Just a quick blog this evening, the whole family, myself included, have been under the weather. I wanted to get something out on this, and I’ll put more out in the coming days.
The topic I will be presenting on is Compression. My session is titled Page and Row Compression How, When, and Why, and I’m very excited to be presenting on this topic. There are also a lot of really great sessions but other speakers, to check out the full line up click here.
I'm going to break up the subject and talk about it in parts, we will start with a very brief introduction to the concepts in Row Compression..
Row Compression was introduced to us in SQL 2008, it’s predecessor was vardecimal compression introduced in SQL 2005, and subsequently deprecated in SQL 2008. It is still available in 2008, but vardecimal compression does almost the exact same thing as Row Compression, but on variable length numeric fields.
The premises is that you take the variable length columns from a record and you make them a fixed length field, you take the variable length array and covert it from a 4 byte field to a 4 bit field, and there is also special handling for nulls and zero values.
In SQL 2008 R2 Row Compression was extended even further to include Unicode support.Okay, it sounds smart but what does it mean?
We are extracting every bit of extra space down to trim the size of the data stored in a record on a page. Row compression should be synonymous to you as saving space!
If you move from a bigger house to a smaller house then you toss some things out, re-organize, possible consolidate a little. This is what is going on. Now keep in mind that not all data-types are covered and this is for In Row Data, LOB and Row Overflow data will not be compressed.

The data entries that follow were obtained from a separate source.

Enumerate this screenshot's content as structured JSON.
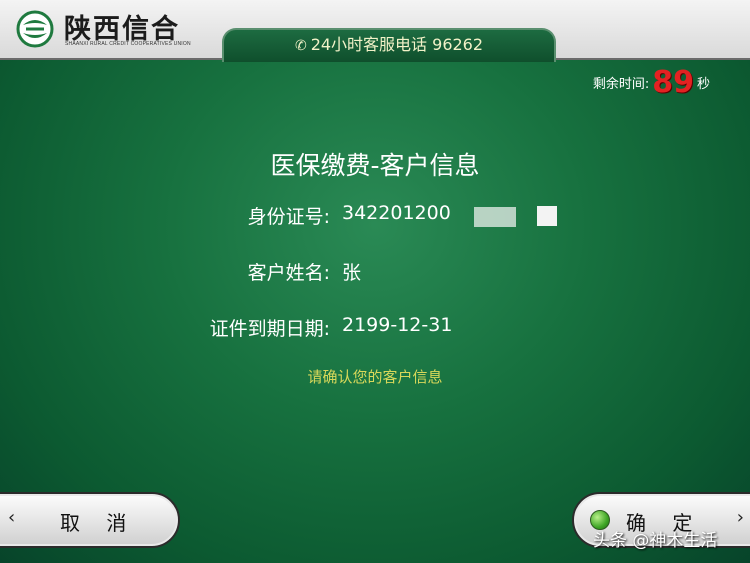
{
  "header": {
    "bank_name": "陕西信合",
    "bank_name_en": "SHAANXI RURAL CREDIT COOPERATIVES UNION",
    "hotline_icon": "phone-icon",
    "hotline": "24小时客服电话 96262"
  },
  "timer": {
    "label": "剩余时间:",
    "value": "89",
    "unit": "秒"
  },
  "page": {
    "title": "医保缴费-客户信息",
    "fields": [
      {
        "label": "身份证号:",
        "value": "342201200"
      },
      {
        "label": "客户姓名:",
        "value": "张"
      },
      {
        "label": "证件到期日期:",
        "value": "2199-12-31"
      }
    ],
    "hint": "请确认您的客户信息"
  },
  "buttons": {
    "cancel": "取 消",
    "confirm": "确 定",
    "left_chevron": "‹",
    "right_chevron": "›"
  },
  "watermark": "头条 @神木生活",
  "colors": {
    "background": "#17713f",
    "timer_number": "#e32222",
    "hint": "#d8d85a",
    "text": "#ffffff"
  }
}
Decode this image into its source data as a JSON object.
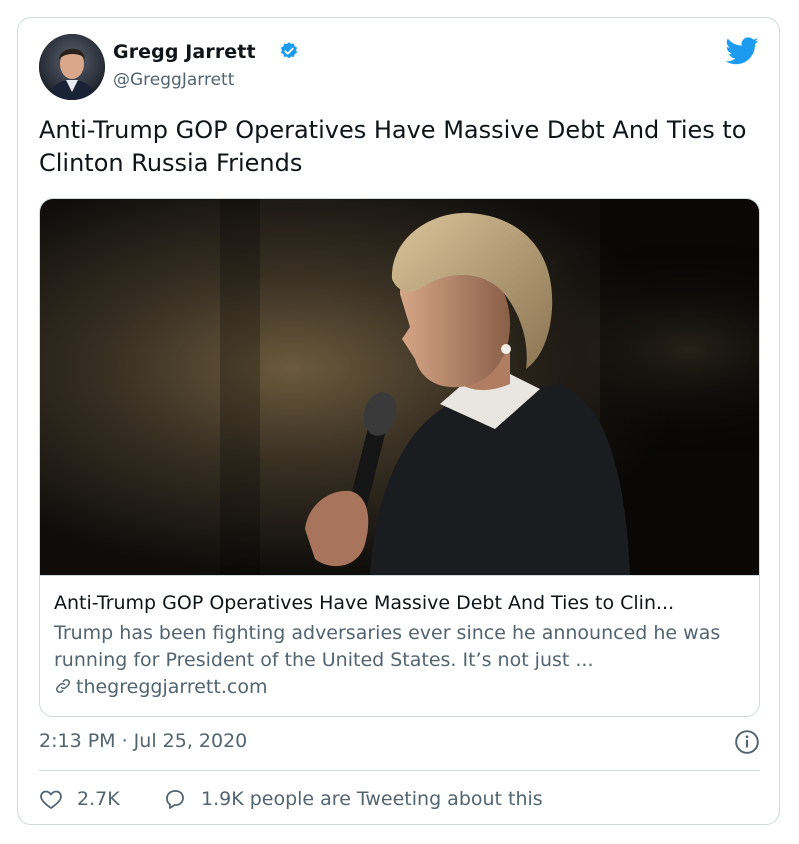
{
  "author": {
    "name": "Gregg Jarrett",
    "handle": "@GreggJarrett",
    "verified": true
  },
  "tweet": {
    "text": "Anti-Trump GOP Operatives Have Massive Debt And Ties to Clinton Russia Friends",
    "timestamp": "2:13 PM · Jul 25, 2020"
  },
  "link_card": {
    "title": "Anti-Trump GOP Operatives Have Massive Debt And Ties to Clin...",
    "description": "Trump has been fighting adversaries ever since he announced he was running for President of the United States. It’s not just ...",
    "domain": "thegreggjarrett.com"
  },
  "stats": {
    "likes": "2.7K",
    "tweeting": "1.9K people are Tweeting about this"
  },
  "colors": {
    "brand_blue": "#1d9bf0",
    "secondary_text": "#536471",
    "border": "#cfd9de"
  },
  "icons": [
    "verified-badge-icon",
    "twitter-bird-icon",
    "link-icon",
    "info-icon",
    "heart-icon",
    "reply-bubble-icon"
  ]
}
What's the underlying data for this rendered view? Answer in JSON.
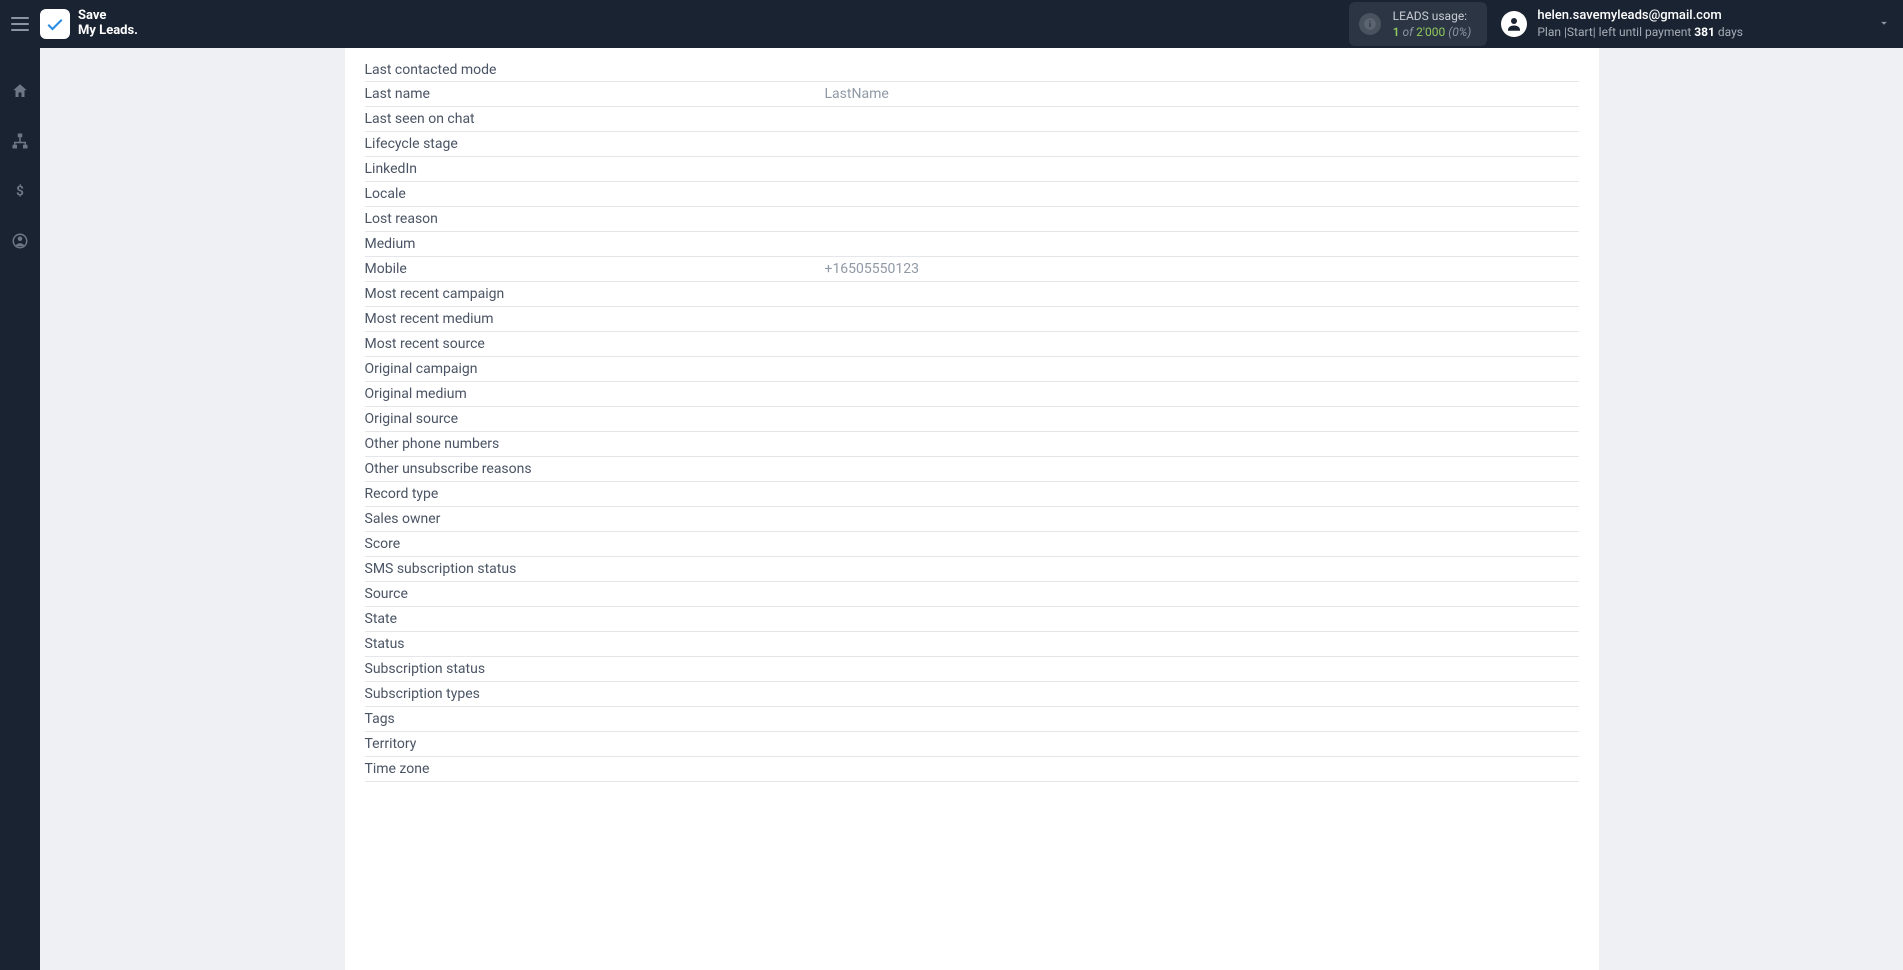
{
  "brand": {
    "line1": "Save",
    "line2": "My Leads."
  },
  "usage": {
    "label": "LEADS usage:",
    "count": "1",
    "of": "of",
    "total": "2'000",
    "pct": "(0%)"
  },
  "account": {
    "email": "helen.savemyleads@gmail.com",
    "plan_prefix": "Plan |Start| left until payment ",
    "days": "381",
    "days_suffix": " days"
  },
  "fields": [
    {
      "label": "Last contacted mode",
      "value": ""
    },
    {
      "label": "Last name",
      "value": "LastName"
    },
    {
      "label": "Last seen on chat",
      "value": ""
    },
    {
      "label": "Lifecycle stage",
      "value": ""
    },
    {
      "label": "LinkedIn",
      "value": ""
    },
    {
      "label": "Locale",
      "value": ""
    },
    {
      "label": "Lost reason",
      "value": ""
    },
    {
      "label": "Medium",
      "value": ""
    },
    {
      "label": "Mobile",
      "value": "+16505550123"
    },
    {
      "label": "Most recent campaign",
      "value": ""
    },
    {
      "label": "Most recent medium",
      "value": ""
    },
    {
      "label": "Most recent source",
      "value": ""
    },
    {
      "label": "Original campaign",
      "value": ""
    },
    {
      "label": "Original medium",
      "value": ""
    },
    {
      "label": "Original source",
      "value": ""
    },
    {
      "label": "Other phone numbers",
      "value": ""
    },
    {
      "label": "Other unsubscribe reasons",
      "value": ""
    },
    {
      "label": "Record type",
      "value": ""
    },
    {
      "label": "Sales owner",
      "value": ""
    },
    {
      "label": "Score",
      "value": ""
    },
    {
      "label": "SMS subscription status",
      "value": ""
    },
    {
      "label": "Source",
      "value": ""
    },
    {
      "label": "State",
      "value": ""
    },
    {
      "label": "Status",
      "value": ""
    },
    {
      "label": "Subscription status",
      "value": ""
    },
    {
      "label": "Subscription types",
      "value": ""
    },
    {
      "label": "Tags",
      "value": ""
    },
    {
      "label": "Territory",
      "value": ""
    },
    {
      "label": "Time zone",
      "value": ""
    }
  ]
}
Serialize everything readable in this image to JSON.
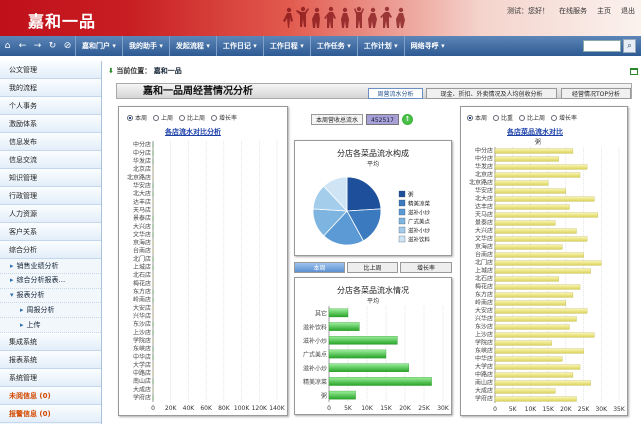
{
  "header": {
    "logo": "嘉和一品",
    "links": [
      "测试：您好！",
      "在线服务",
      "主页",
      "退出"
    ]
  },
  "nav": {
    "items": [
      "嘉和门户",
      "我的助手",
      "发起流程",
      "工作日记",
      "工作日程",
      "工作任务",
      "工作计划",
      "网络寻呼"
    ],
    "search_placeholder": ""
  },
  "sidebar": {
    "items_top": [
      "公文管理",
      "我的流程",
      "个人事务",
      "激励体系",
      "信息发布",
      "信息交流",
      "知识管理",
      "行政管理",
      "人力资源",
      "客户关系",
      "综合分析"
    ],
    "sub_items": [
      "销售业绩分析",
      "综合分析报表...",
      "报表分析"
    ],
    "sub_sub_items": [
      "周报分析",
      "上传"
    ],
    "items_bottom": [
      "集成系统",
      "报表系统",
      "系统管理"
    ],
    "alerts": [
      "未阅信息 (0)",
      "报警信息 (0)"
    ]
  },
  "breadcrumb": {
    "label": "当前位置：",
    "value": "嘉和一品"
  },
  "page": {
    "title": "嘉和一品周经营情况分析",
    "tabs": [
      "周营流水分析",
      "现金、折扣、外卖情况及人均创收分析",
      "经营情况TOP分析"
    ]
  },
  "left_panel": {
    "radios": [
      "本周",
      "上周",
      "比上周",
      "增长率"
    ],
    "title": "各店流水对比分析"
  },
  "total": {
    "label": "本周营收总流水",
    "value": "452517"
  },
  "pie_panel": {
    "title": "分店各菜品流水构成",
    "subtitle": "平均",
    "legend": [
      "粥",
      "精美凉菜",
      "滋补小炒",
      "广式美点",
      "滋补小炒",
      "滋补饮料"
    ]
  },
  "mid_tabs": [
    "本周",
    "比上周",
    "增长率"
  ],
  "bar_panel": {
    "title": "分店各菜品流水情况",
    "subtitle": "平均"
  },
  "right_panel": {
    "radios": [
      "本周",
      "比重",
      "比上周",
      "增长率"
    ],
    "title": "各店菜品流水对比",
    "subtitle": "粥"
  },
  "colors": {
    "green": "#3cb93c",
    "yellow": "#e6e07a",
    "navy": "#1b3f8a",
    "header_red": "#c0101a"
  },
  "chart_data": [
    {
      "type": "bar",
      "orientation": "horizontal",
      "categories": [
        "中分店",
        "中分店",
        "华发店",
        "北京店",
        "北京路店",
        "华安店",
        "北大店",
        "达丰店",
        "天马店",
        "景泰店",
        "大兴店",
        "文华店",
        "京海店",
        "台南店",
        "北门店",
        "上城店",
        "北石店",
        "梅花店",
        "东方店",
        "岭南店",
        "大安店",
        "兴华店",
        "东沙店",
        "上沙店",
        "学院店",
        "东峡店",
        "中华店",
        "大学店",
        "中路店",
        "南山店",
        "大成店",
        "学府店"
      ],
      "series": [
        {
          "values": [
            65,
            90,
            102,
            85,
            80,
            78,
            62,
            88,
            95,
            110,
            72,
            96,
            88,
            92,
            100,
            84,
            62,
            58,
            80,
            72,
            98,
            90,
            110,
            85,
            66,
            60,
            78,
            82,
            94,
            74,
            90,
            120
          ]
        },
        {
          "values": [
            55,
            80,
            92,
            78,
            72,
            70,
            58,
            79,
            85,
            99,
            65,
            88,
            80,
            84,
            90,
            76,
            56,
            52,
            72,
            66,
            88,
            82,
            100,
            78,
            60,
            54,
            70,
            75,
            86,
            68,
            82,
            110
          ]
        }
      ],
      "xticks": [
        "0",
        "20K",
        "40K",
        "60K",
        "80K",
        "100K",
        "120K",
        "140K"
      ],
      "xlim": [
        0,
        140000
      ]
    },
    {
      "type": "pie",
      "labels": [
        "粥",
        "精美凉菜",
        "滋补小炒",
        "广式美点",
        "滋补小炒",
        "滋补饮料"
      ],
      "values": [
        24,
        18,
        20,
        14,
        12,
        12
      ]
    },
    {
      "type": "bar",
      "orientation": "horizontal",
      "categories": [
        "其它",
        "滋补饮料",
        "滋补小炒",
        "广式美点",
        "滋补小炒",
        "精美凉菜",
        "粥"
      ],
      "values": [
        5000,
        8000,
        18000,
        15000,
        21000,
        27000,
        7000
      ],
      "xticks": [
        "0",
        "5K",
        "10K",
        "15K",
        "20K",
        "25K",
        "30K"
      ],
      "xlim": [
        0,
        30000
      ]
    },
    {
      "type": "bar",
      "orientation": "horizontal",
      "categories": [
        "中分店",
        "中分店",
        "华发店",
        "北京店",
        "北京路店",
        "华安店",
        "北大店",
        "达丰店",
        "天马店",
        "景泰店",
        "大兴店",
        "文华店",
        "京海店",
        "台南店",
        "北门店",
        "上城店",
        "北石店",
        "梅花店",
        "东方店",
        "岭南店",
        "大安店",
        "兴华店",
        "东沙店",
        "上沙店",
        "学院店",
        "东峡店",
        "中华店",
        "大学店",
        "中路店",
        "南山店",
        "大成店",
        "学府店"
      ],
      "values": [
        22000,
        18000,
        26000,
        24000,
        15000,
        20000,
        28000,
        21000,
        29000,
        17000,
        23000,
        26000,
        19000,
        25000,
        30000,
        27000,
        18000,
        24000,
        22000,
        20000,
        26000,
        23000,
        21000,
        28000,
        16000,
        25000,
        19000,
        24000,
        22000,
        27000,
        17000,
        23000
      ],
      "xticks": [
        "0",
        "5K",
        "10K",
        "15K",
        "20K",
        "25K",
        "30K",
        "35K"
      ],
      "xlim": [
        0,
        35000
      ]
    }
  ]
}
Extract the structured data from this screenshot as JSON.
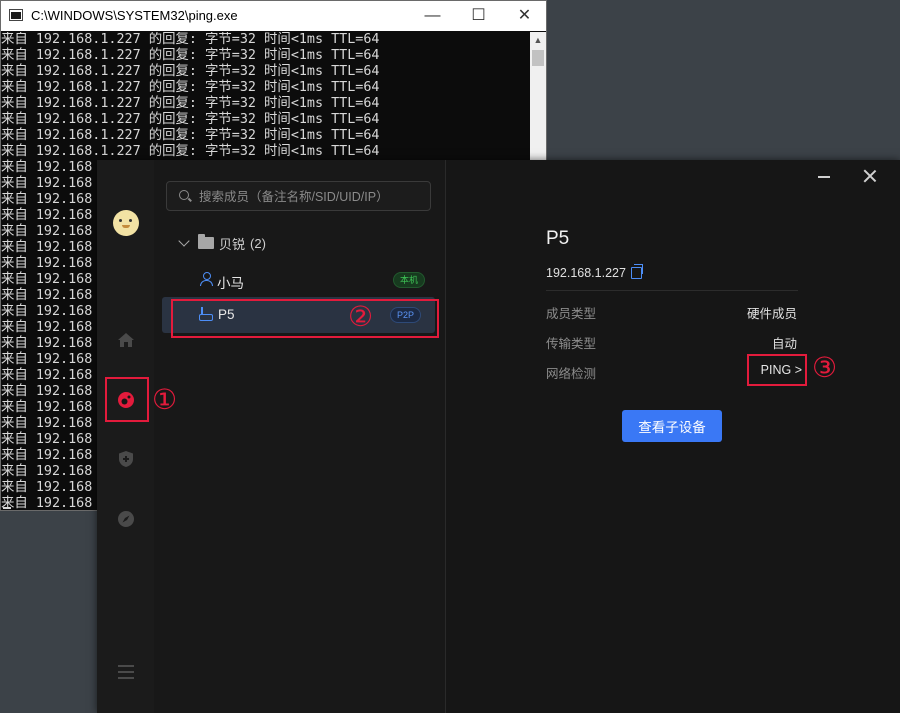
{
  "cmd": {
    "title": "C:\\WINDOWS\\SYSTEM32\\ping.exe",
    "controls": {
      "minimize": "—",
      "maximize": "☐",
      "close": "✕"
    },
    "lines": [
      "来自 192.168.1.227 的回复: 字节=32 时间<1ms TTL=64",
      "来自 192.168.1.227 的回复: 字节=32 时间<1ms TTL=64",
      "来自 192.168.1.227 的回复: 字节=32 时间<1ms TTL=64",
      "来自 192.168.1.227 的回复: 字节=32 时间<1ms TTL=64",
      "来自 192.168.1.227 的回复: 字节=32 时间<1ms TTL=64",
      "来自 192.168.1.227 的回复: 字节=32 时间<1ms TTL=64",
      "来自 192.168.1.227 的回复: 字节=32 时间<1ms TTL=64",
      "来自 192.168.1.227 的回复: 字节=32 时间<1ms TTL=64",
      "来自 192.168",
      "来自 192.168",
      "来自 192.168",
      "来自 192.168",
      "来自 192.168",
      "来自 192.168",
      "来自 192.168",
      "来自 192.168",
      "来自 192.168",
      "来自 192.168",
      "来自 192.168",
      "来自 192.168",
      "来自 192.168",
      "来自 192.168",
      "来自 192.168",
      "来自 192.168",
      "来自 192.168",
      "来自 192.168",
      "来自 192.168",
      "来自 192.168",
      "来自 192.168",
      "来自 192.168"
    ]
  },
  "app": {
    "nav_icons": [
      "avatar",
      "home-icon",
      "network-icon",
      "shield-icon",
      "compass-icon",
      "menu-icon"
    ],
    "search_placeholder": "搜索成员（备注名称/SID/UID/IP）",
    "group": {
      "name": "贝锐",
      "count": "(2)"
    },
    "members": [
      {
        "name": "小马",
        "badge": "本机",
        "icon": "user-icon"
      },
      {
        "name": "P5",
        "badge": "P2P",
        "icon": "router-icon"
      }
    ],
    "detail": {
      "name": "P5",
      "ip": "192.168.1.227",
      "rows": [
        {
          "label": "成员类型",
          "value": "硬件成员"
        },
        {
          "label": "传输类型",
          "value": "自动"
        },
        {
          "label": "网络检测",
          "value": "PING >"
        }
      ],
      "view_sub_button": "查看子设备"
    }
  },
  "annotations": [
    "①",
    "②",
    "③"
  ],
  "colors": {
    "accent": "#3a78f5",
    "annotation": "#e31b3c",
    "badge_green": "#3ec456"
  }
}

We’ll save more for later, but needless to say we next need to talk about Page Compression, what makes it up, how to tell if your tables are candidates for compression based on your record types. Also your tables activity level, and type, can help you estimate what kind of overhead to expect from compression.